The ultimate objective of USGS WaterSMART efforts is to provide the ability to track water use from its point of withdrawal, through how the water is used and consumed, and ultimately how it is returned to the environment. The Administration fully recognizes the important role of states in producing water use information, and we realize the heavy burden that states currently bear financially. For that reason, USGS investment in water use science will include a program of grants to state water resource agencies to assist them with critical work on their water use databases.

Finally, throughout the United States there are areas where competition for water resources has reached a level of national attention and concern. Sometimes the competing interests are multiple human needs - needs for potable water, for irrigation, for energy, for industrial processes or for other uses. In other circumstances, the competition is between human and aquatic ecosystems needs. Through WaterSMART, USGS proposes a series of studies, focused on selected watersheds, where there is a desire on the part of watershed stakeholders to conduct a comprehensive technical assessment of water availability with the best available tools. These studies will provide critical information to land and water resource managers through a comprehensive technical analysis of the factors affecting the availability of water. The first three geographically focused studies of water availability and use will be in the Colorado River (CO, UT, WY, NV, NM, AZ, CA), Delaware River (NY, PA, NJ, DE), and Apalachicola, Chattahoochee, and Flint River Basins (AL, FL, GA). USGS will work with watershed stakeholders and the various agencies involved in these geographic focus areas to scope and conduct these studies. During the early months of 2011, USGS began seeking stakeholder input to develop the scope of the Colorado River geographic focus area study.

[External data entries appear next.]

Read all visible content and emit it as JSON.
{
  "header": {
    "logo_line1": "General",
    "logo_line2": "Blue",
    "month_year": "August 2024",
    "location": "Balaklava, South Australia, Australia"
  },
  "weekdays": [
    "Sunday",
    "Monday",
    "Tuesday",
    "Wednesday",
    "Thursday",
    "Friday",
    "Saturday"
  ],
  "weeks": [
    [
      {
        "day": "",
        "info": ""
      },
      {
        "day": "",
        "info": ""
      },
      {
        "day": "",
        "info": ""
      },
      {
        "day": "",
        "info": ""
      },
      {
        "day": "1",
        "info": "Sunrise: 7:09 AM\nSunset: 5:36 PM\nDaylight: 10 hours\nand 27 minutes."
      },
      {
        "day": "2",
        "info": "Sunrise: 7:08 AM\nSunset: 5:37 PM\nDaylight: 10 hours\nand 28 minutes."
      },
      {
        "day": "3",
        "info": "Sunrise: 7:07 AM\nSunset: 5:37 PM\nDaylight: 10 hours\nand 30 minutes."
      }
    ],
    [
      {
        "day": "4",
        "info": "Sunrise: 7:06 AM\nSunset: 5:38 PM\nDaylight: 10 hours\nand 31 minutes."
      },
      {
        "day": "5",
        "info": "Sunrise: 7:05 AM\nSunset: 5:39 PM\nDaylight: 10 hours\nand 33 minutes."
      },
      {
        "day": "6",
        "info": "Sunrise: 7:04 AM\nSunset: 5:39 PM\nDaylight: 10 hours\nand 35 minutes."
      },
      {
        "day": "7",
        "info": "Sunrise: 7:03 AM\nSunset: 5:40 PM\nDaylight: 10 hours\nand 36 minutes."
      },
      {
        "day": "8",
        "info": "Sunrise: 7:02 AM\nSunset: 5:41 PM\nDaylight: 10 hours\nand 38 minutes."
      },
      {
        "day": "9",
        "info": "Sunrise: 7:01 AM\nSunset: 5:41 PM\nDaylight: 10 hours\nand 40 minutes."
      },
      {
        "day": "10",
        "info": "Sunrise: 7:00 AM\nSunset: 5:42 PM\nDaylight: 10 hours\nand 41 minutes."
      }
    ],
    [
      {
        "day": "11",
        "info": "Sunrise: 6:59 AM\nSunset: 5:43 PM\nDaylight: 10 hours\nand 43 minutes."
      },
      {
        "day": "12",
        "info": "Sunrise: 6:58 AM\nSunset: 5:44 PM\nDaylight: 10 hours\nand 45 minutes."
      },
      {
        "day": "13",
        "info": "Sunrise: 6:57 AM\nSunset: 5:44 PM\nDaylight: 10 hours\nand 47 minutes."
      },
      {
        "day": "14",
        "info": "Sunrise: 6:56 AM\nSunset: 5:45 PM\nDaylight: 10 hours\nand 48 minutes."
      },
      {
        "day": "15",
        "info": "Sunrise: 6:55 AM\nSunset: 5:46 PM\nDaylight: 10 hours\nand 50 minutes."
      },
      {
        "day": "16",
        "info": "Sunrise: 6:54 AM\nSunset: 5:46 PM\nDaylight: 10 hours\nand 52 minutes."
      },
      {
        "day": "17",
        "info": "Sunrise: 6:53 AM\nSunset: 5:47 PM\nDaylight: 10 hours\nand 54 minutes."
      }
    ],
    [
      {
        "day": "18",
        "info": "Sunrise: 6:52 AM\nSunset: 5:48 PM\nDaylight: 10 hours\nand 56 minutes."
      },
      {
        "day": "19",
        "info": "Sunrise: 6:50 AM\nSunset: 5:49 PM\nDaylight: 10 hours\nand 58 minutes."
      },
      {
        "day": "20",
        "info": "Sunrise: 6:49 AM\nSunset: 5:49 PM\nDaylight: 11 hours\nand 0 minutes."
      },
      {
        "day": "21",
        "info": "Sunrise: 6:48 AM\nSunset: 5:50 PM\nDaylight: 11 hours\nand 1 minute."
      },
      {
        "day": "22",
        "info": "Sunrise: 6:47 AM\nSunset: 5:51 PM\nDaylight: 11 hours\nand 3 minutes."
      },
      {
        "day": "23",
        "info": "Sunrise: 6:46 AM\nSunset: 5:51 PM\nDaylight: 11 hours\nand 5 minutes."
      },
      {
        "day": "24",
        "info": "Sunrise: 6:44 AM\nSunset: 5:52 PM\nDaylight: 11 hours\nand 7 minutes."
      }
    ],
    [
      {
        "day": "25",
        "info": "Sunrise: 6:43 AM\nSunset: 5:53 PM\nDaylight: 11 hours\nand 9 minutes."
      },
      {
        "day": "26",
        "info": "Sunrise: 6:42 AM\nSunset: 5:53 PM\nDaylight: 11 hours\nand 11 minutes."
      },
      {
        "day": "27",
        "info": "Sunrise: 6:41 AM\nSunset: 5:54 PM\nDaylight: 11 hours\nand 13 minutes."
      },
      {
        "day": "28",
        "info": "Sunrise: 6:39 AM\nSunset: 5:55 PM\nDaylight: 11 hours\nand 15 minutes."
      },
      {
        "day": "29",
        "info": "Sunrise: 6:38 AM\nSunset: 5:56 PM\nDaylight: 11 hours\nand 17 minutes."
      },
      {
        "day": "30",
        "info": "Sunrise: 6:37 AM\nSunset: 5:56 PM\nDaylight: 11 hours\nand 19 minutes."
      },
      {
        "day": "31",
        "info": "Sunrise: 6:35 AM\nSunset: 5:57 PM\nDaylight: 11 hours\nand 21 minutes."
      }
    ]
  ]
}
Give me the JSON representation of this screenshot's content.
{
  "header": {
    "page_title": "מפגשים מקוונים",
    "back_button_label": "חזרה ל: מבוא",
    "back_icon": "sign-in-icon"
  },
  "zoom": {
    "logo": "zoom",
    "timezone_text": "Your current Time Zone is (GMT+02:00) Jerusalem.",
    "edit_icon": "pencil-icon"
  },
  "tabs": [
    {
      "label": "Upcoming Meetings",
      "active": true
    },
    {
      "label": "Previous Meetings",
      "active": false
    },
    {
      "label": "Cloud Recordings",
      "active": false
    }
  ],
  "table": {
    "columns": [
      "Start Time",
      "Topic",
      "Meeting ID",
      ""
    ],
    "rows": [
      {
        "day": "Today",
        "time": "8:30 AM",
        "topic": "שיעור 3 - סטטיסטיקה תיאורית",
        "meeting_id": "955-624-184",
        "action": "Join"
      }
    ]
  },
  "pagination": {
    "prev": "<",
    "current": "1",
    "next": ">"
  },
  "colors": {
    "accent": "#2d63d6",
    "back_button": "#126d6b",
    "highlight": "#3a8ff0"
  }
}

The 2012 budget provides $10.9 million for USGS activities in the WaterSmart initiative, $9.0 million above the 2010 Enacted/2011 CR level, to implement the WaterSmart Availability and Use Assessment. USGS will conduct comprehensive water supply and demand inventories to provide the baseline information needed by public and private water managers to work toward sustainable water supplies. This effort will include estimating freshwater resources, how those supplies are distributed, and how they are changing over time; evaluating factors affecting water availability including energy development, changes in agricultural practices, increasing population, and competing priorities for limited water resources; and assessing water use and distribution for human, environmental, and wildlife needs.

Conclusion

Droughts and dry weather are nothing new in the Southwest. And as you know, the water infrastructure constructed by Reclamation and our partners in the West was built to mitigate for that reality. This year, we will work with the hydrology in New Mexico and on the Rio Grande and Colorado River together with our partners to maximize water reliability on the rivers, and meet our obligations to the maximum extent practicable.

In the longer term, the Department is working every day to equip our agencies and other resource managers with the data they need to answer the questions they face about water supply and use and to continue delivering water and power in the face of a changed climate.

While the activities described here today are wide-ranging, they are by no means inclusive of every avenue we're pursuing. New ideas are at the heart of innovation, and we value our partnership with Congress to bring the best thinking to the challenge of climate change. In ways both large and subtle, this challenge will impact nearly every facet of Reclamation's operations, so if new thinking on how to anticipate and adapt to climate change comes to our attention, we will pursue those as well.

Chairman Bingaman, thank you for the opportunity to discuss these important topics. I would be pleased to answer any questions the Committee may have.